Unlike regular Somali government troops, the C.I.A.-trained Somali commandos are outfitted with new weapons and flak jackets, and are given sunglasses and ski masks to conceal their identities. They are part of the Somali National Security Agency — an intelligence organization financed largely by the C.I.A. — which answers to Somalia’s Transitional Federal Government. Many in Mogadishu, though, believe that the Somali intelligence service is building a power base independent of the weak government.
One Somali official, speaking only on the condition of anonymity, said that the spy service was becoming a “government within a government.”
“No one, not even the president, knows what the N.S.A. is doing,” he said. “The Americans are creating a monster.”
The C.I.A. Plays a Role
The C.I.A. has also occasionally joined Somali operatives in interrogating prisoners, including Ahmed Abdullahi Hassan, a Kenyan arrested in Nairobi in 2009 on an American intelligence tip and handed over to Somalia by the Kenyans. The C.I.A. operations in Somalia were first reported last month by the magazine The Nation.
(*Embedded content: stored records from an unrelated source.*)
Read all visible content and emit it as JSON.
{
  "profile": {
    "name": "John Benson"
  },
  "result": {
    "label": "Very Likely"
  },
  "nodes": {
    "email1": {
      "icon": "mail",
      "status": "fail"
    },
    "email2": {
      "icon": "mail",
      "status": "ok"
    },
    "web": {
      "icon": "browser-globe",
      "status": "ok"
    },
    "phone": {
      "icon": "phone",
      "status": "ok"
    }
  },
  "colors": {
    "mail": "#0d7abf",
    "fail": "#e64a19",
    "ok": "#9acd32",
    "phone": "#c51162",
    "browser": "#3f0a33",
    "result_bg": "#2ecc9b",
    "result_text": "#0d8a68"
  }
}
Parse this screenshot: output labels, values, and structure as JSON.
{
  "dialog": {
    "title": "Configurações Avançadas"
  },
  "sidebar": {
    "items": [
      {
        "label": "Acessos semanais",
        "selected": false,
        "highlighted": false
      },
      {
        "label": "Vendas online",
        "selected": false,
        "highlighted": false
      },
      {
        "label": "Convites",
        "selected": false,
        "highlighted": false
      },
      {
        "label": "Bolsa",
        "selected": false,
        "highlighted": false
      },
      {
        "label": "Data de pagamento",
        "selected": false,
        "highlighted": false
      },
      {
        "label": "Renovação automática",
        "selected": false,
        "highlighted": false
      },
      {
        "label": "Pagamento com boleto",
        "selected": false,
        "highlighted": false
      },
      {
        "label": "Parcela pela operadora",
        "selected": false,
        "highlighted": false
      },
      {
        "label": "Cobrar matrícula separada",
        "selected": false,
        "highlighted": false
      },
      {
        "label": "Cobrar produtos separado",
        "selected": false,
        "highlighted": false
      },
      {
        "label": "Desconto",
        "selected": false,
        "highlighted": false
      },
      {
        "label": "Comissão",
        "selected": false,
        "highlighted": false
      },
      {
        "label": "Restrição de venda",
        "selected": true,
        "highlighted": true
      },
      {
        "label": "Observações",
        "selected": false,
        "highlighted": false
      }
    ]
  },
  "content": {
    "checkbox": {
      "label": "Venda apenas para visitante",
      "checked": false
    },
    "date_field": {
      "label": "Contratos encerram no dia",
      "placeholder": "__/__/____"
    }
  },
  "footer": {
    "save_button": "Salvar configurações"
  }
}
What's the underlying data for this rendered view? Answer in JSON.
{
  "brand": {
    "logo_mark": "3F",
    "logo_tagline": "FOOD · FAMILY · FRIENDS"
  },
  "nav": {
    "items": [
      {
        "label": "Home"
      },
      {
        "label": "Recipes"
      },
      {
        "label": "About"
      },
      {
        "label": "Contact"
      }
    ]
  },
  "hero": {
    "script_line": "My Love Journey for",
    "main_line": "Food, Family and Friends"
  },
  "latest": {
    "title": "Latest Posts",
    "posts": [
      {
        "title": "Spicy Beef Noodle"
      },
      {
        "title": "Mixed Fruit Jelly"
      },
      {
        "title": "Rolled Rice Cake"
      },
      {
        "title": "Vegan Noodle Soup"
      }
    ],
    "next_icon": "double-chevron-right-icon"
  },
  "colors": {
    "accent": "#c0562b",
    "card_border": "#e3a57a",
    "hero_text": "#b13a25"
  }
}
An American official, speaking on the condition of anonymity because of restrictions against discussing relationships with foreign intelligence services, said that agency officers had questioned Mr. Hassan in a Somali prison under strict interrogation rules.
“The host country must give credible assurances that suspects will be treated humanely,” the official said, and intelligence officials “must be convinced that the individual in custody has time-sensitive information about terrorist operations targeting U.S. interests.”
A C.I.A. spokeswoman said that the spy agency was not holding suspects in secret American prisons, as it did in the years after the Sept. 11, 2001, attacks.
“The C.I.A. does not run prisons in Somalia or anywhere else, period,” said the spokeswoman, Marie Harf. “The C.I.A.’s detention and interrogation program ended over two and a half years ago.”
In Washington, American officials said debates were under way about just how much the United States should rely on clandestine militia training and armed drone strikes to fight the Shabab. Over the past year, the American Embassy in Nairobi, according to one American official, has become a hive of military and intelligence operatives who are “chomping at the bit” to escalate operations in Somalia. But Mr. Carson, the State Department official, has opposed the drone strikes because of the risk of turning more Somalis toward the Shabab, according to several officials.
In a telephone interview, he played down any bureaucratic disagreements and rejected criticism that America’s approach toward Somalia had been ad hoc. It is a country with historically difficult problems, he said, and the American support to the African peacekeepers has helped beat back the Shabab’s forces.
And as for the rest of southern Somalia, still firmly in the Shabab’s hands?
“One step at a time, he said. “One step at a time.”
Mr. Stock, Bancroft’s president, said that bickering in Washington about how to contain the Shabab threat had made the American government even more dependent on companies like his.
As he put it, “We’re the only game in town.”
Jeffrey Gettleman reported from Mogadishu, and Mark Mazzetti and Eric Schmitt from Washington.